The Tara Brooch is perhaps Ireland’s greatest piece of jewelry dating from the 7th century AD. It remains a popular symbol of Ireland and the country's rich ancestral past.
Although the beautiful brooch is named after the Hill of Tara, traditionally seen as the seat of the High Kings of Ireland, the Tara Brooch has no connection to either the Hill of Tara or the High Kings.
The brooch was supposedly found in August 1850 on the beach at Bettystown, County Meath by a peasant woman. The story goes that she found it in a box buried in the sand, though many believe the brooch was actually found inland but the woman’s family altered the facts to avoid a legal dispute with a landowner.
It was sold to a dealer and then made its way into the hands of Dublin jeweler George Waterhouse. With a keen sense of trends, Waterhouse was already producing Celtic Revival jewelry, which had become immensely fashionable over the previous decade. It was he who renamed the precious item the "Tara Brooch," in order to make it more alluring.
Waterhouse chose the name Tara in order to link the brooch to the site associated with the High Kings of Ireland, "fully aware that this would feed the Irish middle-class fantasy of being descended from them."
And it worked. The Tara Brooch was displayed as a standout showpiece at The Great Exhibition in London in 1851 and the Paris Exposition Universelle, as well as the Dublin exhibition visited by the Queen in 1853. Prior to this, it had even been specially sent to Windsor Castle for her inspection.
In 1872, the brooch was added to the collection of the Royal Irish Academy, which later issued its antiquities to the National Museum of Ireland, where the Tara Brooch remains today.
The National Museum notes that “It is made of cast and gilt silver and is elaborately decorated on both faces. The front is ornamented with a series of exceptionally fine gold filigree panels depicting animal and abstract motifs that are separated by studs of glass, enamel, and amber. The back is flatter than the front, and the decoration is cast. The motifs consist of scrolls and triple spirals and recall La Tène decoration of the Iron Age.
“A silver chain made of plaited wire is attached to the brooch by means of a swivel attachment. This feature is formed of animal heads framing two tiny cast glass human heads.
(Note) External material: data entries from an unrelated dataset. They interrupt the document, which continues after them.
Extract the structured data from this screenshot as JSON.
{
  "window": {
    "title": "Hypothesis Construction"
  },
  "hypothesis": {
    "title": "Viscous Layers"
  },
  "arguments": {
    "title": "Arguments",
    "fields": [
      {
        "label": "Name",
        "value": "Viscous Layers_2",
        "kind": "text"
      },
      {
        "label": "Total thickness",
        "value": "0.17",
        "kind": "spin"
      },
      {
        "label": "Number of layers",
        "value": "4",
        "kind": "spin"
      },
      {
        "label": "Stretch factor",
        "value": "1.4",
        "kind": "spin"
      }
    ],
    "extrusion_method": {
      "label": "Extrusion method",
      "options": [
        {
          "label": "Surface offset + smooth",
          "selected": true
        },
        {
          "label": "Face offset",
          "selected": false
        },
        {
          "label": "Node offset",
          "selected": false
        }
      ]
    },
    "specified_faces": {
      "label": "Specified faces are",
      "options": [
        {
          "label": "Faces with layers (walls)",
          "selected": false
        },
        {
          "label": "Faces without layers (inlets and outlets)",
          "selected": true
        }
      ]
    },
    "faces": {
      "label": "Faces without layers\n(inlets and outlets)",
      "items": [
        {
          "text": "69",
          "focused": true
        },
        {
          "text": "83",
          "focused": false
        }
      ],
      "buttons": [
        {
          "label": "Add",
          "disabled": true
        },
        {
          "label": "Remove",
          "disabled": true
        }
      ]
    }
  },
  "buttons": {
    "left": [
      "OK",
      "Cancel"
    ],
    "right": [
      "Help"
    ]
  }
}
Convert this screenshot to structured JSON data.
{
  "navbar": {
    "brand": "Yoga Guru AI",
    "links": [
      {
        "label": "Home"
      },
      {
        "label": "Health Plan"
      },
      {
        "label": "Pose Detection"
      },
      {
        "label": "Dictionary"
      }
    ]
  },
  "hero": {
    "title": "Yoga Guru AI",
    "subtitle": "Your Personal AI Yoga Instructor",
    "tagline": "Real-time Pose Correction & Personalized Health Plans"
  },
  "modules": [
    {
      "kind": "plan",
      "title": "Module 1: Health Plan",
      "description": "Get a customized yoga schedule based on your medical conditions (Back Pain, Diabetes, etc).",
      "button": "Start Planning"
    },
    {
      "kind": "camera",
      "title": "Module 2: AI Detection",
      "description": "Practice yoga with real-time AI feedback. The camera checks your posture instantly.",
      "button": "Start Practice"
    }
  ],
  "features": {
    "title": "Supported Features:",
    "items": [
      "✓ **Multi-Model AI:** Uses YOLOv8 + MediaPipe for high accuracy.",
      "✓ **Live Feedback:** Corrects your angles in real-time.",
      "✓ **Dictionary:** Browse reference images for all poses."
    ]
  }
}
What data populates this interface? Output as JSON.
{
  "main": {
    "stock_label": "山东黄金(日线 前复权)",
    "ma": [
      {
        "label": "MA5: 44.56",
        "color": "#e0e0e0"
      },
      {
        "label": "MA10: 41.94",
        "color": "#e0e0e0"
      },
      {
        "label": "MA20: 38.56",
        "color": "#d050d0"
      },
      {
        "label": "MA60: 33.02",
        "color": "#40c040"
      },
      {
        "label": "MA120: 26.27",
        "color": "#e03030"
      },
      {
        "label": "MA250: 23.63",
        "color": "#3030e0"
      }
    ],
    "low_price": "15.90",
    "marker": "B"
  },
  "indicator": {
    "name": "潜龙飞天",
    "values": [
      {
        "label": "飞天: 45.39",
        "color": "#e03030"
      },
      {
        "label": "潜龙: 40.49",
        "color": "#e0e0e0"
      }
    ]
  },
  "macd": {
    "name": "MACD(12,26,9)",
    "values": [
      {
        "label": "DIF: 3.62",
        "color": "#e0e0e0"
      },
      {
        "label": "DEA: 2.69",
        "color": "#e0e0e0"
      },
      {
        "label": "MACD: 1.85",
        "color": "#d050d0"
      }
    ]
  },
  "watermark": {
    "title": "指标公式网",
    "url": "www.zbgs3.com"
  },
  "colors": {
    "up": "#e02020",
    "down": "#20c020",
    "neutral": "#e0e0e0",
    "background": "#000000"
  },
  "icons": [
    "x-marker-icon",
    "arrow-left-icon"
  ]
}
“Along with such treasures as the Ardagh Chalice and the Derrynaflan Paten, the Tara Brooch can be considered to represent the pinnacle of early medieval Irish metalworkers’ achievement. Each individual element of decoration is executed perfectly and the range of technique represented on such a small object is astounding.”
* Originally published in December 2014.